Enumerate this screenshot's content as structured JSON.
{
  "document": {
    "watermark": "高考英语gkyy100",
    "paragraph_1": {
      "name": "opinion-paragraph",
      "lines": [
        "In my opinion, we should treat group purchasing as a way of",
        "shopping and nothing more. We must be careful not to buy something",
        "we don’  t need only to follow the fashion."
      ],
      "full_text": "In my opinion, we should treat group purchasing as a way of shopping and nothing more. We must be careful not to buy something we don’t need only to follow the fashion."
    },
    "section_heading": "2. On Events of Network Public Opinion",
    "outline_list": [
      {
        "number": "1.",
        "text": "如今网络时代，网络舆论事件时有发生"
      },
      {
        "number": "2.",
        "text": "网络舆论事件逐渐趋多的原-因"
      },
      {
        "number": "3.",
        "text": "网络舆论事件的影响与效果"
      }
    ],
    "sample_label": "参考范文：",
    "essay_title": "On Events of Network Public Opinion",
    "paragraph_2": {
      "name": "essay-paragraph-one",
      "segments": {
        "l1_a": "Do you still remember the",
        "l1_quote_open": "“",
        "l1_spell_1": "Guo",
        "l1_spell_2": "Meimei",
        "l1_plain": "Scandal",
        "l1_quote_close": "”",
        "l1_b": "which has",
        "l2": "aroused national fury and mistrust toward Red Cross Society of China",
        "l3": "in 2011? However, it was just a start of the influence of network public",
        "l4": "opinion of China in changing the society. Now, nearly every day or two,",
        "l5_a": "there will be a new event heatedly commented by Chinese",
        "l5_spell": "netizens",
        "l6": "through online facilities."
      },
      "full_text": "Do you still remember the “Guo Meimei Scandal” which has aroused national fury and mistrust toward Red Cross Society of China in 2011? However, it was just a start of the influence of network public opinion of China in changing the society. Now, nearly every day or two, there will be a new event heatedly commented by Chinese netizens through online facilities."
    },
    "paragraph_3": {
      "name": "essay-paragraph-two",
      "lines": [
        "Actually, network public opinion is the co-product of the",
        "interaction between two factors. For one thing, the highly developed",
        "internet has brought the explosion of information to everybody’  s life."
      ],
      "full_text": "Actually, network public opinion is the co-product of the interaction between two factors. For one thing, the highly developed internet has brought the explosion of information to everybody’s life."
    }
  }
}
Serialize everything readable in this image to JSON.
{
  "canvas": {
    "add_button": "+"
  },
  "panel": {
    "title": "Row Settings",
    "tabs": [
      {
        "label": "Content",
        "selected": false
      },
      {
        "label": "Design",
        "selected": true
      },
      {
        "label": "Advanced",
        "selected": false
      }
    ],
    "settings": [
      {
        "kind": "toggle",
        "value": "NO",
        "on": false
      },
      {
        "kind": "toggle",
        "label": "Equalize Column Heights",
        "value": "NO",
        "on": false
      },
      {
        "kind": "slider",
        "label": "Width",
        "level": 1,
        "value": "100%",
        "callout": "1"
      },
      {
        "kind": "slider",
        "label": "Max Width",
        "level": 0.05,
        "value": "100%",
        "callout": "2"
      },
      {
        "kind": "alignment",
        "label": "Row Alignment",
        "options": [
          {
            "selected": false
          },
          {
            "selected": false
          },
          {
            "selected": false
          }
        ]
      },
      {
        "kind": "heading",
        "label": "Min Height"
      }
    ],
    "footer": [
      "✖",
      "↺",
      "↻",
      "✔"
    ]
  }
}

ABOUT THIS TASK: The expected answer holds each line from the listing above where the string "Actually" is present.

REPLY TO THE EXERCISE:
        "Actually, network public opinion is the co-product of the",
      "full_text": "Actually, network public opinion is the co-product of the interaction between two factors. For one thing, the highly developed internet has brought the explosion of information to everybody’s life."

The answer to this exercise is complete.